A: The US EPA has evaluated these pesticides for their safety and has determined that they do not pose an unreasonable risk to birds or mammals if used according to the product label directions. However, the pyrethroid adulticides are considered highly toxic to fish and bees. Therefore, these products are not permitted to be applied to or near open water bodies or in sensitive environments such as wetlands.
Q17: What kinds of precautions should I take when adulticide spraying is scheduled for my street?
A: You can reduce your exposure to the spray by staying indoors during spraying. There are otherwise no special precautions that should be taken. The active ingredients of the pesticide product generally break down quickly and do not leave a toxic residue.
Q18: If individuals want to take extra steps to minimize or avoid exposure, what steps can be taken?
A: Common sense steps that can be followed in areas where adulticide spraying is scheduled to take place include:
People with asthma and/or other respiratory conditions may wish to stay indoors, since it is possible that if exposure to pesticide spray actually occurred, it could aggravate those conditions. These individuals may want to consult their physician or local health department or board of health for further advice.
If the immediate area of your home is being sprayed, keep windows closed and fans off. Shut off air conditioners unless they have a setting for recirculating indoor air. If it is very hot weather, make sure you open the windows and/or turn fans and air conditioners back on after the truck passes your home.
Rinse any homegrown fruits and vegetables with water as is typically done before cooking or eating them.
Keep pets indoors during spraying to minimize their risk of exposure.

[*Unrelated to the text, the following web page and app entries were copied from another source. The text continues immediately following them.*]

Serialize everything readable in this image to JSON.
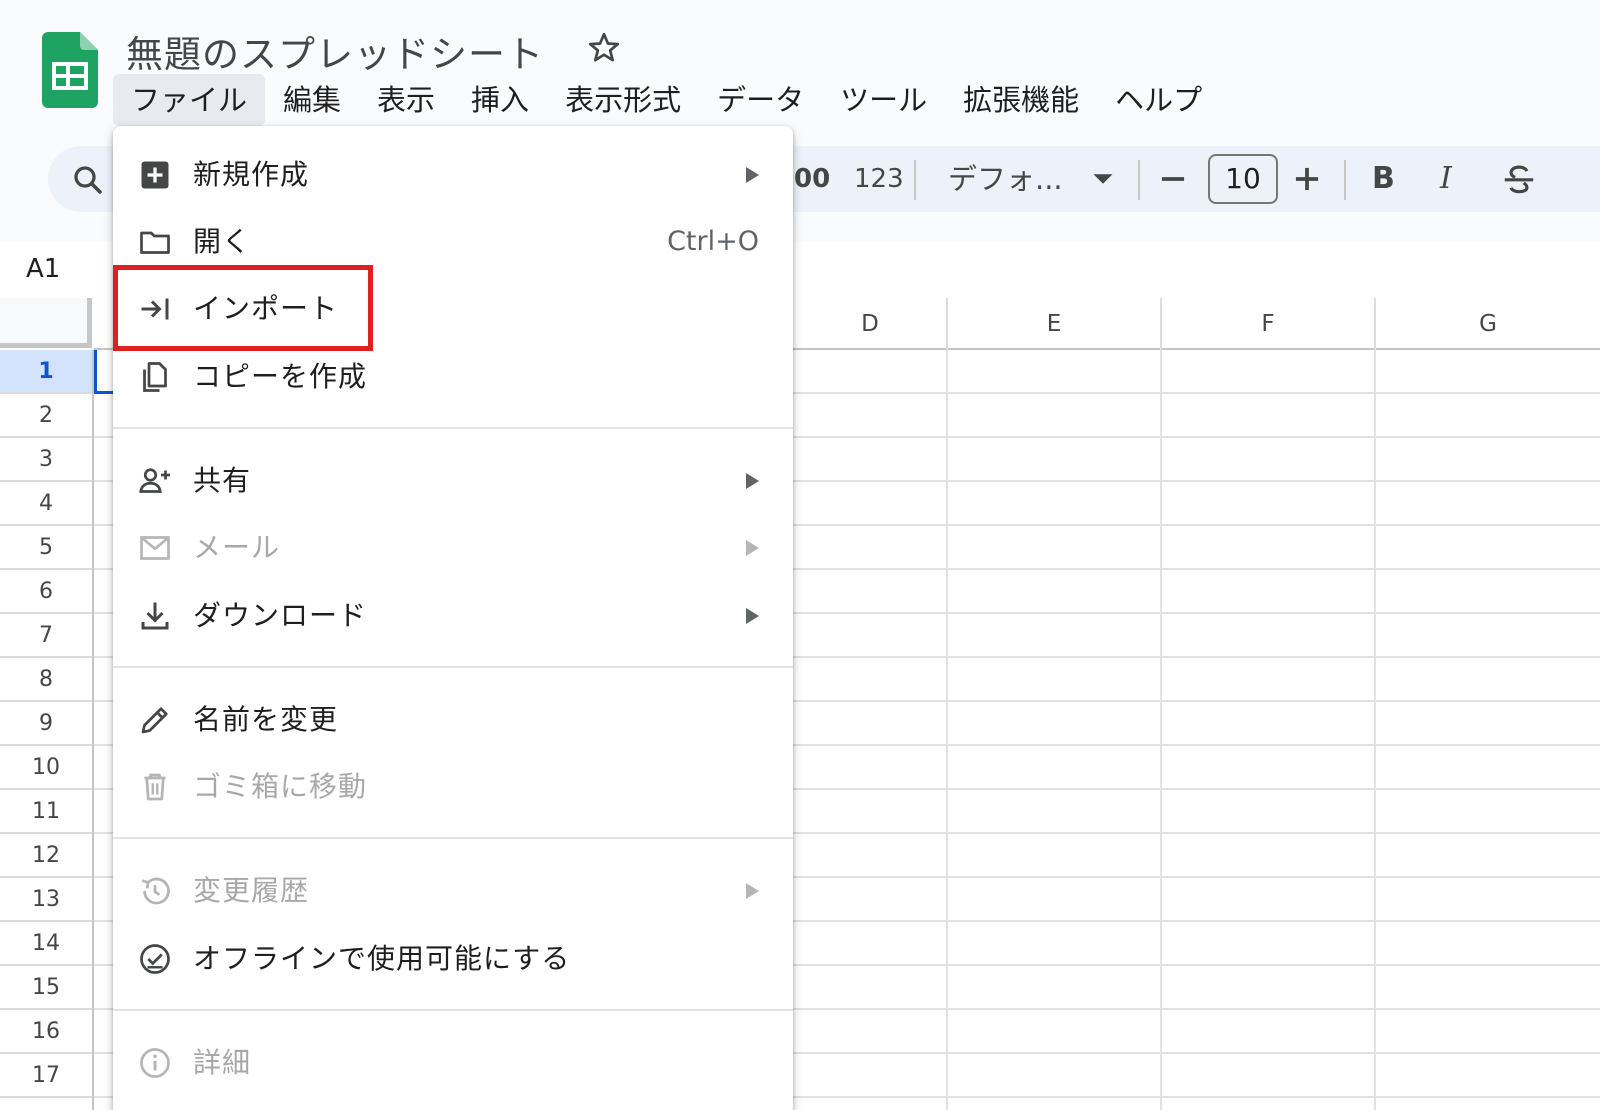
{
  "header": {
    "doc_title": "無題のスプレッドシート",
    "logo_icon": "google-sheets-logo",
    "brand_color": "#1ea362"
  },
  "menu_bar": {
    "items": [
      {
        "label": "ファイル",
        "active": true
      },
      {
        "label": "編集"
      },
      {
        "label": "表示"
      },
      {
        "label": "挿入"
      },
      {
        "label": "表示形式"
      },
      {
        "label": "データ"
      },
      {
        "label": "ツール"
      },
      {
        "label": "拡張機能"
      },
      {
        "label": "ヘルプ"
      }
    ]
  },
  "toolbar": {
    "decimal_label": "00",
    "number_format_label": "123",
    "font_name": "デフォ...",
    "font_size": "10",
    "bold_label": "B",
    "italic_label": "I"
  },
  "formula_bar": {
    "name_box": "A1"
  },
  "grid": {
    "columns": [
      "D",
      "E",
      "F",
      "G"
    ],
    "rows": [
      "1",
      "2",
      "3",
      "4",
      "5",
      "6",
      "7",
      "8",
      "9",
      "10",
      "11",
      "12",
      "13",
      "14",
      "15",
      "16",
      "17"
    ],
    "selected_row": "1"
  },
  "file_menu": {
    "items": [
      {
        "label": "新規作成",
        "icon": "new-spreadsheet-icon",
        "submenu": true,
        "disabled": false
      },
      {
        "label": "開く",
        "icon": "folder-icon",
        "shortcut": "Ctrl+O",
        "disabled": false
      },
      {
        "label": "インポート",
        "icon": "import-icon",
        "disabled": false,
        "highlighted": true
      },
      {
        "label": "コピーを作成",
        "icon": "copy-icon",
        "disabled": false
      },
      {
        "label": "共有",
        "icon": "share-person-icon",
        "submenu": true,
        "disabled": false
      },
      {
        "label": "メール",
        "icon": "mail-icon",
        "submenu": true,
        "disabled": true
      },
      {
        "label": "ダウンロード",
        "icon": "download-icon",
        "submenu": true,
        "disabled": false
      },
      {
        "label": "名前を変更",
        "icon": "pencil-icon",
        "disabled": false
      },
      {
        "label": "ゴミ箱に移動",
        "icon": "trash-icon",
        "disabled": true
      },
      {
        "label": "変更履歴",
        "icon": "history-icon",
        "submenu": true,
        "disabled": true
      },
      {
        "label": "オフラインで使用可能にする",
        "icon": "offline-check-icon",
        "disabled": false
      },
      {
        "label": "詳細",
        "icon": "info-icon",
        "disabled": true
      }
    ],
    "highlight_color": "#e0201f"
  }
}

If skin and/or clothes or other items are exposed to the sprayed pesticide, wash with soap and water.
If the spray gets in your eyes, immediately rinse them with water or eye drops, and call your doctor.
If you think that you are experiencing any health effects from pesticides, call your

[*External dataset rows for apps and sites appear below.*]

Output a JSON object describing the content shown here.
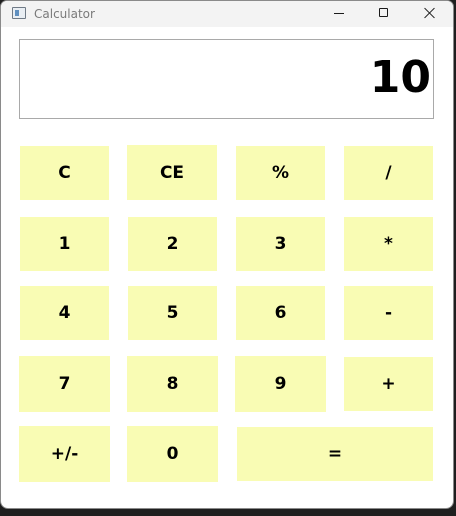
{
  "window": {
    "title": "Calculator"
  },
  "display": {
    "value": "10"
  },
  "keys": {
    "clear": "C",
    "clear_entry": "CE",
    "percent": "%",
    "divide": "/",
    "one": "1",
    "two": "2",
    "three": "3",
    "multiply": "*",
    "four": "4",
    "five": "5",
    "six": "6",
    "subtract": "-",
    "seven": "7",
    "eight": "8",
    "nine": "9",
    "add": "+",
    "negate": "+/-",
    "zero": "0",
    "equals": "="
  },
  "colors": {
    "key_background": "#f9fcb4",
    "window_background": "#ffffff"
  }
}
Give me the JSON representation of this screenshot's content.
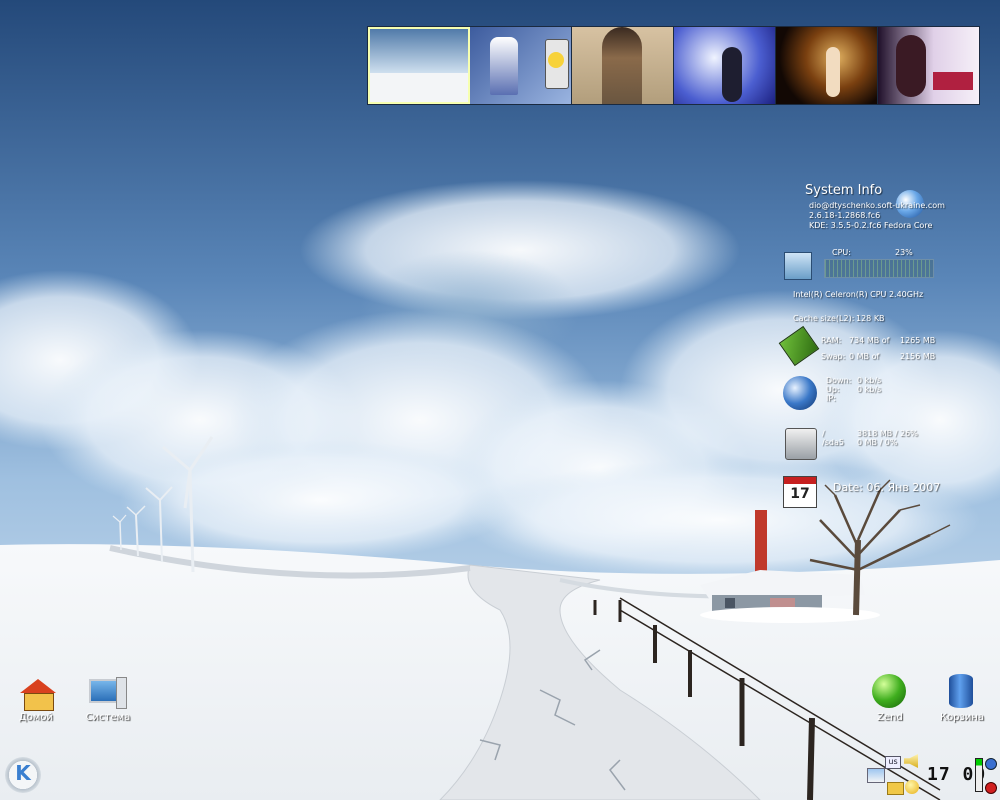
{
  "pager": {
    "desktops": [
      {
        "name": "desktop-1",
        "active": true,
        "theme": "snow-landscape"
      },
      {
        "name": "desktop-2",
        "active": false,
        "theme": "anime-blue"
      },
      {
        "name": "desktop-3",
        "active": false,
        "theme": "photo-beige"
      },
      {
        "name": "desktop-4",
        "active": false,
        "theme": "fantasy-blue"
      },
      {
        "name": "desktop-5",
        "active": false,
        "theme": "angel-dark"
      },
      {
        "name": "desktop-6",
        "active": false,
        "theme": "fantasy-purple"
      }
    ]
  },
  "sysinfo": {
    "title": "System Info",
    "user": "dio@dtyschenko.soft-ukraine.com",
    "kernel": "2.6.18-1.2868.fc6",
    "kde": "KDE: 3.5.5-0.2.fc6 Fedora Core",
    "cpu_label": "CPU:",
    "cpu_value": "23%",
    "cpu_model": "Intel(R) Celeron(R) CPU 2.40GHz",
    "cache_label": "Cache size(L2):",
    "cache_value": "128 KB",
    "ram_label": "RAM:",
    "ram_used": "734 MB of",
    "ram_total": "1265 MB",
    "swap_label": "Swap:",
    "swap_used": "0 MB of",
    "swap_total": "2156 MB",
    "down_label": "Down:",
    "down_value": "0 kb/s",
    "up_label": "Up:",
    "up_value": "0 kb/s",
    "ip_label": "IP:",
    "fs1_name": "/",
    "fs1_value": "3818 MB / 26%",
    "fs2_name": "/sda5",
    "fs2_value": "0 MB / 0%",
    "calendar_day": "17",
    "date": "Date: 06. Янв 2007"
  },
  "desktop_icons": {
    "home": "Домой",
    "system": "Система",
    "zend": "Zend",
    "trash": "Корзина"
  },
  "tray": {
    "kbd_layout": "us",
    "clock": "17 00"
  },
  "colors": {
    "sky_top": "#2a4f80",
    "sky_mid": "#6b93c2",
    "snow": "#f4f6f8",
    "pager_active": "#f6ffb0"
  }
}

doctor or the Massachusetts Poison Control Center (800) 682-9211 or (617) 232-2120. Toxicology staff at the MDPH can also be consulted by calling the WNV information line at 1-866-WNV-MASS (press 5 to be connected to the Environmental Toxicology Program), or by calling (617) 624-5757.
Q19: Should I be concerned about covering the swimming pool in my yard?
A: All types of pesticides used in spraying operations for adult mosquito control break down quickly in sunlight and water. Therefore, no special precautions or waiting periods are recommended for outdoor swimming pools. However, if a pool is not being used during the summer months (e.g., if it not being chlorinated or filtered), keep it covered or have it drained. Any standing body of water is a potential breeding ground for mosquitoes.
Q20: How do I find out if spraying for mosquitoes will occur in my neighborhood and when?
A: Your local health department or board of health will know best if spraying for mosquitoes is likely to occur in your community. The MDPH State Laboratory Institute tests mosquitoes for the virus on a regular basis. A community’s decision to spray may depend on a number of factors such as the results of mosquito surveillance efforts, the results of testing of dead birds for the virus, and the number of dead birds reported to the lab by the public. During the summer, this information can change from one week to the next so therefore, it is possible that the
decision to spray will be made only a few days before it will occur. For this reason, check your local newspaper, radio station, cable television station, or your community’s website for updates.